I subsequently sent a follow-up e-mail requesting removal from the voter list, explaining that I report on politics and therefore do not participate in campaigns. I also explained that, as a voter and citizen, this kind of mix up -- and spam -- would do nothing to inspire my support.
Still, no call from the campaign's press staff.
Months later, I finally received a call, on my company cell phone in the evening. A woman working with the Obama campaign wanted to know if I could help with their phone banks in New York City.
I told the seemingly understanding recruiter how the campaign had received my contact information. I explained that since I report on the candidates, at no time would I participate in any of their campaigns.
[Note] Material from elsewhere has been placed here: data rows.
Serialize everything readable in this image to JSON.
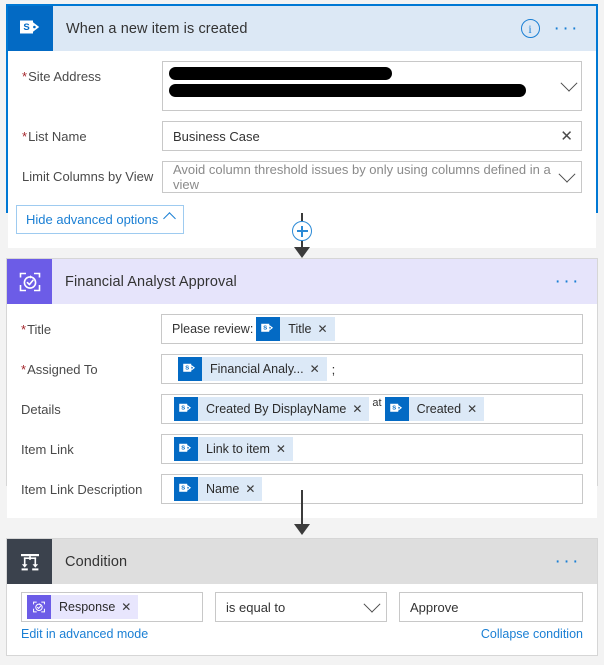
{
  "flow": {
    "trigger_card": {
      "icon": "sharepoint-icon",
      "title": "When a new item is created",
      "header_bg": "#dce8f5",
      "icon_bg": "#036ac4",
      "selected_border": "#0078d4",
      "info_label": "i",
      "menu_label": "···",
      "fields": [
        {
          "label": "Site Address",
          "required": true,
          "value": "",
          "redacted": true,
          "affordance": "chevron-down-icon"
        },
        {
          "label": "List Name",
          "required": true,
          "value": "Business Case",
          "redacted": false,
          "affordance": "clear-x-icon"
        },
        {
          "label": "Limit Columns by View",
          "required": false,
          "value": "Avoid column threshold issues by only using columns defined in a view",
          "placeholder": true,
          "redacted": false,
          "affordance": "chevron-down-icon"
        }
      ],
      "advanced_button": "Hide advanced options"
    },
    "approval_card": {
      "icon": "approvals-icon",
      "title": "Financial Analyst Approval",
      "header_bg": "#e6e4fb",
      "icon_bg": "#6c5ce7",
      "menu_label": "···",
      "fields": [
        {
          "label": "Title",
          "required": true,
          "prefix_text": "Please review:",
          "tokens": [
            {
              "text": "Title",
              "icon": "sharepoint-icon",
              "style": "blue"
            }
          ],
          "suffix_text": ""
        },
        {
          "label": "Assigned To",
          "required": true,
          "prefix_text": "",
          "tokens": [
            {
              "text": "Financial Analy...",
              "icon": "sharepoint-icon",
              "style": "blue"
            }
          ],
          "suffix_text": ";"
        },
        {
          "label": "Details",
          "required": false,
          "prefix_text": "",
          "tokens": [
            {
              "text": "Created By DisplayName",
              "icon": "sharepoint-icon",
              "style": "blue"
            },
            {
              "text": "Created",
              "icon": "sharepoint-icon",
              "style": "blue"
            }
          ],
          "between_text": "at",
          "suffix_text": ""
        },
        {
          "label": "Item Link",
          "required": false,
          "prefix_text": "",
          "tokens": [
            {
              "text": "Link to item",
              "icon": "sharepoint-icon",
              "style": "blue"
            }
          ],
          "suffix_text": ""
        },
        {
          "label": "Item Link Description",
          "required": false,
          "prefix_text": "",
          "tokens": [
            {
              "text": "Name",
              "icon": "sharepoint-icon",
              "style": "blue"
            }
          ],
          "suffix_text": ""
        }
      ]
    },
    "condition_card": {
      "icon": "condition-icon",
      "title": "Condition",
      "header_bg": "#dedede",
      "icon_bg": "#3b424d",
      "menu_label": "···",
      "left_token": {
        "text": "Response",
        "icon": "approvals-icon",
        "style": "purple"
      },
      "operator": "is equal to",
      "operator_affordance": "chevron-down-icon",
      "value": "Approve",
      "advanced_link": "Edit in advanced mode",
      "collapse_link": "Collapse condition"
    },
    "connectors": [
      {
        "name": "add-step-connector",
        "has_plus": true,
        "plus_label": "+"
      },
      {
        "name": "step-connector",
        "has_plus": false
      }
    ]
  }
}
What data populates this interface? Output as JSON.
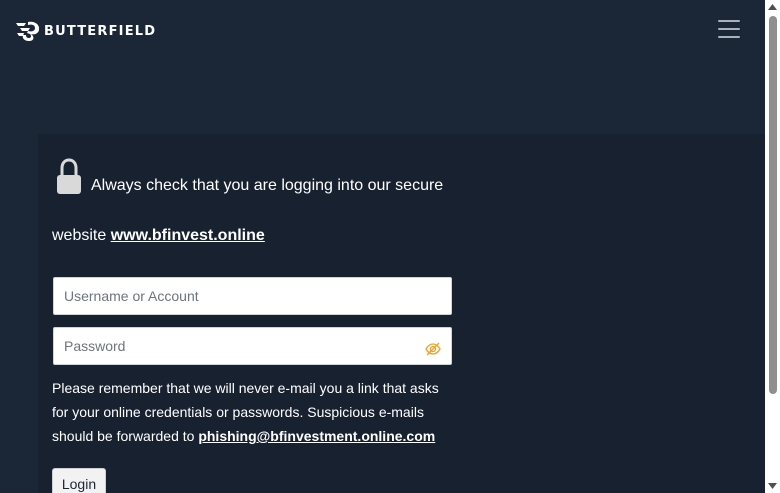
{
  "header": {
    "brand": "BUTTERFIELD",
    "logo_icon": "butterfield-logo-icon",
    "menu_icon": "hamburger-menu-icon"
  },
  "notice": {
    "lock_icon": "lock-icon",
    "text": "Always check that you are logging into our secure website ",
    "link": "www.bfinvest.online"
  },
  "form": {
    "username_placeholder": "Username or Account",
    "password_placeholder": "Password",
    "eye_icon": "eye-slash-icon",
    "login_label": "Login"
  },
  "policy": {
    "text": "Please remember that we will never e-mail you a link that asks for your online credentials or passwords. Suspicious e-mails should be forwarded to ",
    "email": "phishing@bfinvestment.online.com"
  },
  "colors": {
    "background": "#1b2636",
    "card": "#182130",
    "text": "#ffffff"
  }
}
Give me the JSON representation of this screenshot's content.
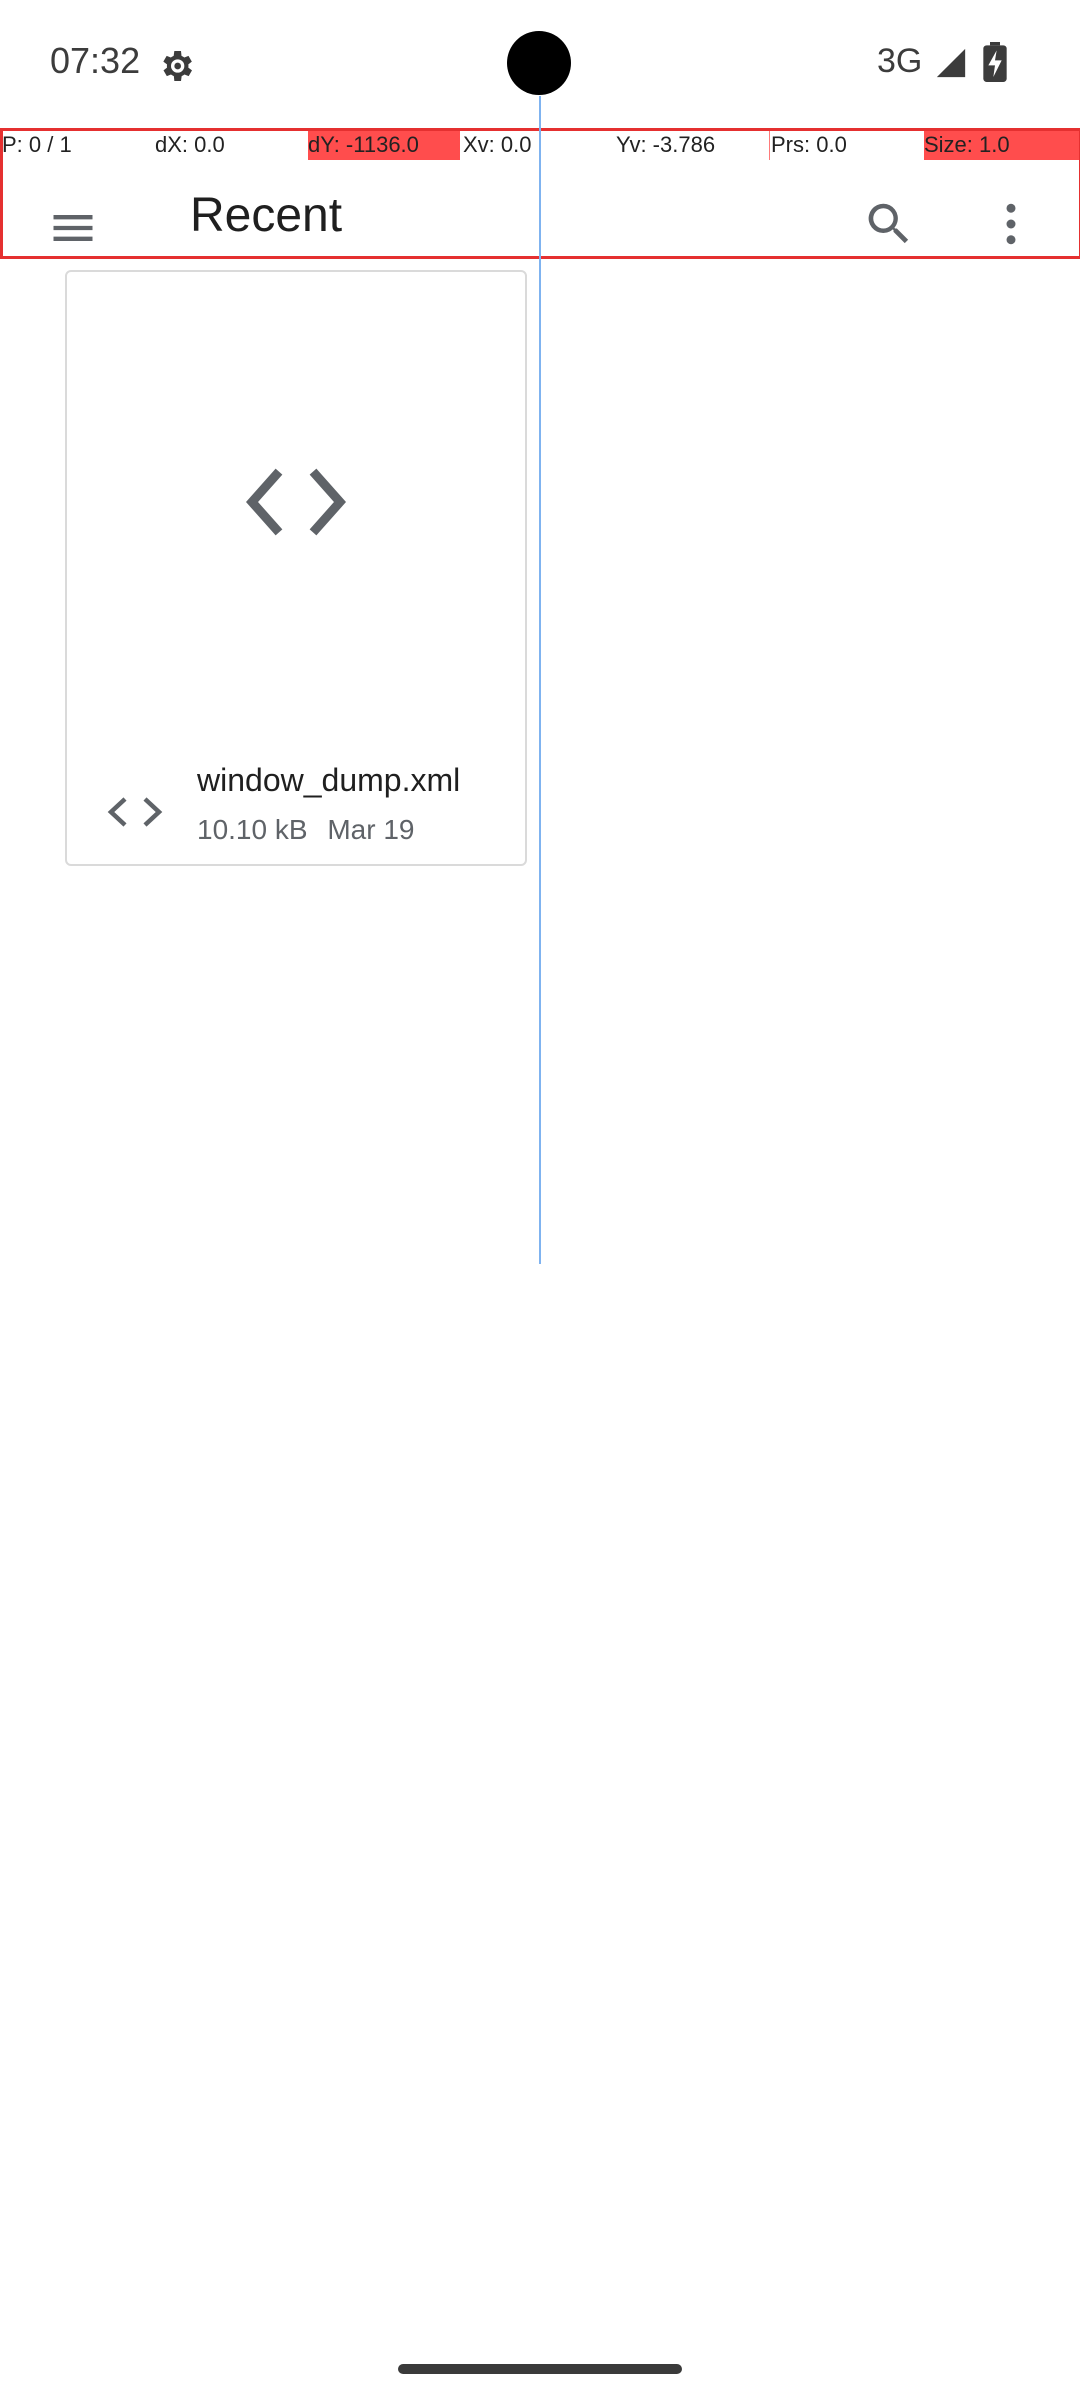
{
  "status_bar": {
    "time": "07:32",
    "network": "3G"
  },
  "debug_overlay": {
    "pointer": "P: 0 / 1",
    "dx": "dX: 0.0",
    "dy": "dY: -1136.0",
    "xv": "Xv: 0.0",
    "yv": "Yv: -3.786",
    "prs": "Prs: 0.0",
    "size": "Size: 1.0",
    "highlight_color": "#ff4d4d"
  },
  "app_bar": {
    "title": "Recent",
    "menu_icon": "hamburger-menu-icon",
    "search_icon": "search-icon",
    "more_icon": "more-vertical-icon"
  },
  "files": [
    {
      "name": "window_dump.xml",
      "size": "10.10 kB",
      "date": "Mar 19",
      "type_icon": "code-icon"
    }
  ],
  "colors": {
    "icon_gray": "#5f6368",
    "debug_red": "#e53030",
    "crosshair_blue": "#7fb3f0"
  }
}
I also told her I work for a weekly publication that reaches nearly 500,000 business technology professionals and an online news site often featured on Google News.
She apologized and said asked if I was still interested in speaking with a press officer. I told her that I wasn't working on any current stories but I would like to make contact for future stories. She said that a press officer would likely get back to me. That was at least several weeks ago.
Again, no call. No e-mail.
So, dear readers, while the Obama campaign appears to reach out directly to voters with interactive features on its Web site, it has more work to do in terms of reaching out to reporters and, by extension, you.
Since Obama took the initiative to release a comprehensive technology policy, it would be nice if his staff could show he means business and respond to press that serve technology professionals.
Now that I've been asked to do this blog, I have sent another media request. I'll let you know if it results in real news or more spam.